need for low power has caused a major pattern shift where power dissipation has

suited as significant consideration as performance and area (Praveen Singh

et al., 2016). Two most

important bases commonly used in practice are the polynomial basis and the

normal basis (Che Wun Chiou et.al., 2010). Polynomial

basis is appropriate for software implementation, while normal basis is

frequently used for hardware implementation; mainly it is suitable for

performing squaring, inverse and exponential process(C. Grabbe

et al;2003).The normal basis provides

improved time-area complexity than existing inverters as with large m(Che Wun

Chiou, et.al., 2010;Bahram

Rashidi et.al.,2016; B. Sunar and

C. K. Koc.,2001)

The normal basis, the addition of two fundamentals

can be achieved by easy bit-by-bit exclusive-or element coefficients.

Multiplication is more complex, and it can be replicated as a matrix-vector multiplication

(Che

Wun Chiou et.al., 2010).The difficulties of the

multiplication depend on the amount of non-zero elements within the

multiplication matrix, which is referred to as the intricacy of the normal

basis, CN. It has been shown that CN can be uttered as a function of the field

size (m), and is minimized for two classes of fields which are referred to as

type I and II Optimal Normal Basis (ONB) (Sunar and C. K. Koc.,2001).

Type I optimal normal basis is being excluded from many

security standards such as NIST and ANSI because it only survive for non-prime

field sizes. Type II ONB is suggested in various values and is generally used

for cryptography applications. Reordered Normal Basis is a combination of the

type II ONB) (Sunar and

C. K. Koc., 2001). It has a characteristic of

describing the multiplication process as a stopped up formula than a matrix

operation. Any Reordered Normal Basis multiplier can be used as a type II ONB

multiplier can be restructuring of the inputs and outputs at no additional

cost. A number of architectures for multiplication using type II ONB and RNB are

in the literature (Daniel J et al; 2010). In this proposed work we mostly

focus on a serial-in-parallel out architecture, because it has low complexity

compared to parallel in serial out architecture (Bahram

Rashidi et.al.,2016). It has been shown that this

multiplier has smallest critical path delay evaluated to related designs, and

it presents an extremely usual architecture that is well suitable to a

full-custom VLSI implementation. The main

advantage of Normal Basis demonstration is squaring of the parameter can be

performed simply by cyclic shifting in its binary form (Jenn-Shyong

HORNG et al.,2009).

The uniformity of this architecture has been previously

demoralized to generate a high-speed multiplier by designing optimized,

custom-layout building blocks. In this proposed work we present additional

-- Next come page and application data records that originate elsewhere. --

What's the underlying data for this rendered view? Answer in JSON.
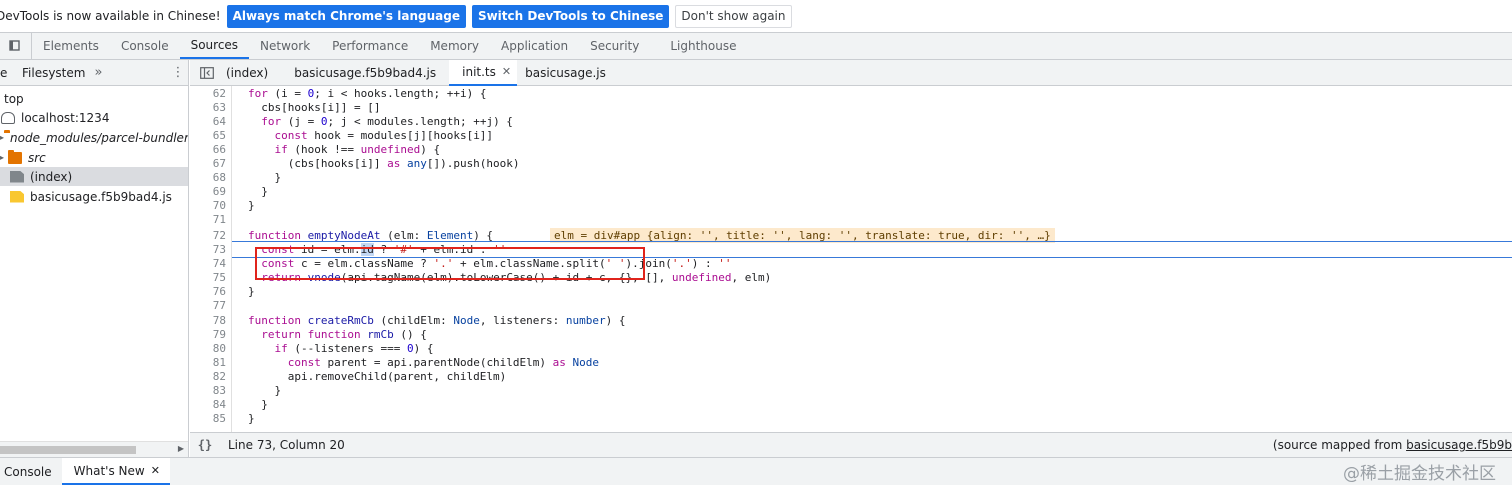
{
  "infobar": {
    "message": "DevTools is now available in Chinese!",
    "match_label": "Always match Chrome's language",
    "switch_label": "Switch DevTools to Chinese",
    "dismiss_label": "Don't show again"
  },
  "main_tabs": [
    "Elements",
    "Console",
    "Sources",
    "Network",
    "Performance",
    "Memory",
    "Application",
    "Security",
    "Lighthouse"
  ],
  "main_tabs_active": "Sources",
  "navigator": {
    "tab_page_fragment": "e",
    "tab_filesystem": "Filesystem",
    "more_label": "»",
    "menu_label": "⋮",
    "tree": [
      {
        "label": "top",
        "icon": "frame-icon"
      },
      {
        "label": "localhost:1234",
        "icon": "cloud-icon"
      },
      {
        "label": "node_modules/parcel-bundler/src",
        "icon": "folder-icon"
      },
      {
        "label": "src",
        "icon": "folder-icon"
      },
      {
        "label": "(index)",
        "icon": "file-icon"
      },
      {
        "label": "basicusage.f5b9bad4.js",
        "icon": "js-file-icon"
      }
    ]
  },
  "editor_tabs": [
    {
      "label": "(index)"
    },
    {
      "label": "basicusage.f5b9bad4.js"
    },
    {
      "label": "init.ts",
      "close": "✕"
    },
    {
      "label": "basicusage.js"
    }
  ],
  "code": {
    "line_numbers": [
      "62",
      "63",
      "64",
      "65",
      "66",
      "67",
      "68",
      "69",
      "70",
      "71",
      "72",
      "73",
      "74",
      "75",
      "76",
      "77",
      "78",
      "79",
      "80",
      "81",
      "82",
      "83",
      "84",
      "85"
    ],
    "inline_value": "elm = div#app {align: '', title: '', lang: '', translate: true, dir: '', …}"
  },
  "status": {
    "pretty_print": "{}",
    "position": "Line 73, Column 20",
    "mapped_prefix": "(source mapped from ",
    "mapped_link": "basicusage.f5b9b"
  },
  "drawer": {
    "console_label": "Console",
    "whats_new_label": "What's New",
    "close": "✕",
    "watermark": "@稀土掘金技术社区"
  },
  "colors": {
    "accent": "#1a73e8",
    "highlight_box": "#e0241c",
    "inline_value_bg": "#fde9cc"
  }
}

efficient analysis by using various building blocks, and by making use of

custom-designed flip-flops. The novel implementation can execute multiplication

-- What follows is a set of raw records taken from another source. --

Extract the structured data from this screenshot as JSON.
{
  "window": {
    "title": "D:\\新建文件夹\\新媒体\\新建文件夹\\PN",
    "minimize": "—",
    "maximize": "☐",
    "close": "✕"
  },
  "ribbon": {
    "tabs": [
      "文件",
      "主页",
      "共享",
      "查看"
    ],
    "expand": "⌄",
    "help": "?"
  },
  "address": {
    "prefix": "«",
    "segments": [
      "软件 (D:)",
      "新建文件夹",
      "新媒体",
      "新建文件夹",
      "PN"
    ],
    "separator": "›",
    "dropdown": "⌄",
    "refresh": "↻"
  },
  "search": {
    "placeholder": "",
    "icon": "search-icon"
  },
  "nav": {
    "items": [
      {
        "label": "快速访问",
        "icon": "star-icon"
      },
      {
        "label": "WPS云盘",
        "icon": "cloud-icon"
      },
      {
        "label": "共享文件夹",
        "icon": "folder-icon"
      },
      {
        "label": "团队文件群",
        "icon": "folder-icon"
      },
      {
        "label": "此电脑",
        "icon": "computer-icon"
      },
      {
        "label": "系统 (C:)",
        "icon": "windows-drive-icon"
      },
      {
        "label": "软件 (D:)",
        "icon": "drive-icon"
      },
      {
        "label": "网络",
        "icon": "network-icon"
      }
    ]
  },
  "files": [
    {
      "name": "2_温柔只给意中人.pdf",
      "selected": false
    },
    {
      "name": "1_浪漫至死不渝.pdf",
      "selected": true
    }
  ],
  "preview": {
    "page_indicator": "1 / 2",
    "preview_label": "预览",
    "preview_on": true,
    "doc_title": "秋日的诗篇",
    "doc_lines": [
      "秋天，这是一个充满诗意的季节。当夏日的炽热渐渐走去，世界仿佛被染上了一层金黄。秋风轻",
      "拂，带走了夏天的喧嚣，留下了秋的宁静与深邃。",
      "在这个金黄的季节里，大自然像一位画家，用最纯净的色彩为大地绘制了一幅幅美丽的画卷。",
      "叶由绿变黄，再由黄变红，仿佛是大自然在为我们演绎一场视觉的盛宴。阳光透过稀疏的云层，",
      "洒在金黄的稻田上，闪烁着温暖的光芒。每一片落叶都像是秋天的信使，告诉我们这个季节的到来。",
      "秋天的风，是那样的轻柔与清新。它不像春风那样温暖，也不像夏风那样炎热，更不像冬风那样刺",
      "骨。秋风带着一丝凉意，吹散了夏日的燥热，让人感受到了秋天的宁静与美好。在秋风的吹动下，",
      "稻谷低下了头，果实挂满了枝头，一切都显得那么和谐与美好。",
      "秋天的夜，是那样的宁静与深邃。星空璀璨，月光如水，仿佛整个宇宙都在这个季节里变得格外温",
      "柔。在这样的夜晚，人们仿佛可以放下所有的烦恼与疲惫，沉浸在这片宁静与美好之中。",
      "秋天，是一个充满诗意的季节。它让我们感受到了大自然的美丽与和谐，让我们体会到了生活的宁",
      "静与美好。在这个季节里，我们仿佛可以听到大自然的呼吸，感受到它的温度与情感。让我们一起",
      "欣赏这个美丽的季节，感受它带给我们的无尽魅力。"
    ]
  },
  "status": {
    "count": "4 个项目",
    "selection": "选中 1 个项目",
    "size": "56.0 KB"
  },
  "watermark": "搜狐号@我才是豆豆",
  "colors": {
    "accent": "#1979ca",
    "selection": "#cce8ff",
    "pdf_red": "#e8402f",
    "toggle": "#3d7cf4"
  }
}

15% quicker than a comparable design, although it decreases the area

utilization by 50%.

In this proposed work, section II briefly

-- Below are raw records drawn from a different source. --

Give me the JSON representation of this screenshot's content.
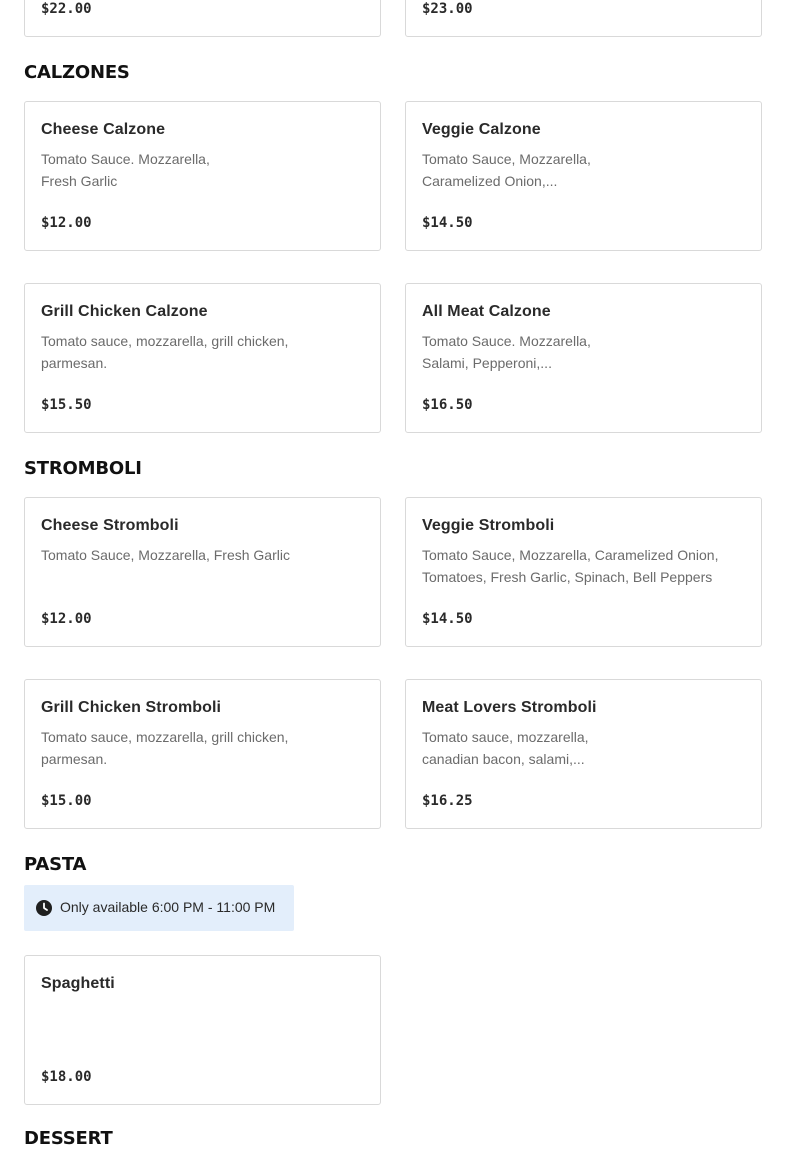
{
  "top_prices": {
    "left": "$22.00",
    "right": "$23.00"
  },
  "sections": {
    "calzones": {
      "title": "CALZONES",
      "items": [
        {
          "name": "Cheese Calzone",
          "desc": "Tomato Sauce. Mozzarella,\nFresh Garlic",
          "price": "$12.00"
        },
        {
          "name": "Veggie Calzone",
          "desc": "Tomato Sauce, Mozzarella,\nCaramelized Onion,...",
          "price": "$14.50"
        },
        {
          "name": "Grill Chicken Calzone",
          "desc": "Tomato sauce, mozzarella, grill chicken,\nparmesan.",
          "price": "$15.50"
        },
        {
          "name": "All Meat Calzone",
          "desc": "Tomato Sauce. Mozzarella,\nSalami, Pepperoni,...",
          "price": "$16.50"
        }
      ]
    },
    "stromboli": {
      "title": "STROMBOLI",
      "items": [
        {
          "name": "Cheese Stromboli",
          "desc": "Tomato Sauce, Mozzarella, Fresh Garlic",
          "price": "$12.00"
        },
        {
          "name": "Veggie Stromboli",
          "desc": "Tomato Sauce, Mozzarella, Caramelized Onion,\nTomatoes, Fresh Garlic, Spinach, Bell Peppers",
          "price": "$14.50"
        },
        {
          "name": "Grill Chicken Stromboli",
          "desc": "Tomato sauce, mozzarella, grill chicken,\nparmesan.",
          "price": "$15.00"
        },
        {
          "name": "Meat Lovers Stromboli",
          "desc": "Tomato sauce, mozzarella,\ncanadian bacon, salami,...",
          "price": "$16.25"
        }
      ]
    },
    "pasta": {
      "title": "PASTA",
      "availability": "Only available 6:00 PM - 11:00 PM",
      "items": [
        {
          "name": "Spaghetti",
          "desc": "",
          "price": "$18.00"
        }
      ]
    },
    "dessert": {
      "title": "DESSERT"
    }
  },
  "icons": {
    "availability_icon": "clock-icon"
  },
  "colors": {
    "availability_bg": "#e3eefb",
    "card_border": "#d9d9d9"
  }
}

elucidates the reviews of reordered normal basis demonstration and its

arithmetic operations. In section III, the design and execution of the

multiplier’s major building block, the XA-module, is presented. An analysis and

implementation detail of a 233-bit multiplier using XA-modules is given in

section IV. Simulation results are obtainable in section V, while a evaluation

between similar analysis and implementations is discussed in section VI.

Finally section VII includes some conclusion.

2. Reordered Normal Basis and its Arithmetic operations in F2m

2.1 Finite Field Multiplication

Finite field elements performed

arithmetic operations such as addition, multiplication, subtraction and

inversion using identity functions. Especially the value of GF (2m), where addition process

performs exclusive OR (XOR) operation and multiplication process

performs AND operation (Jenn-Shyong Horng et al.,2007; George N.

Selimis at al.,2009). Multiplication process in a finite field is

multiplication module and simplified reducing polynomial that is

used to define the value of finite field. The letter F

means finite, in that case the field is supposed to be finite(Hua Huang et al;2018)

A finite field of

GF(2m ) can be defined as the polynomial representation:

————————– (1)

Where pi

? GF(2) for 0*
*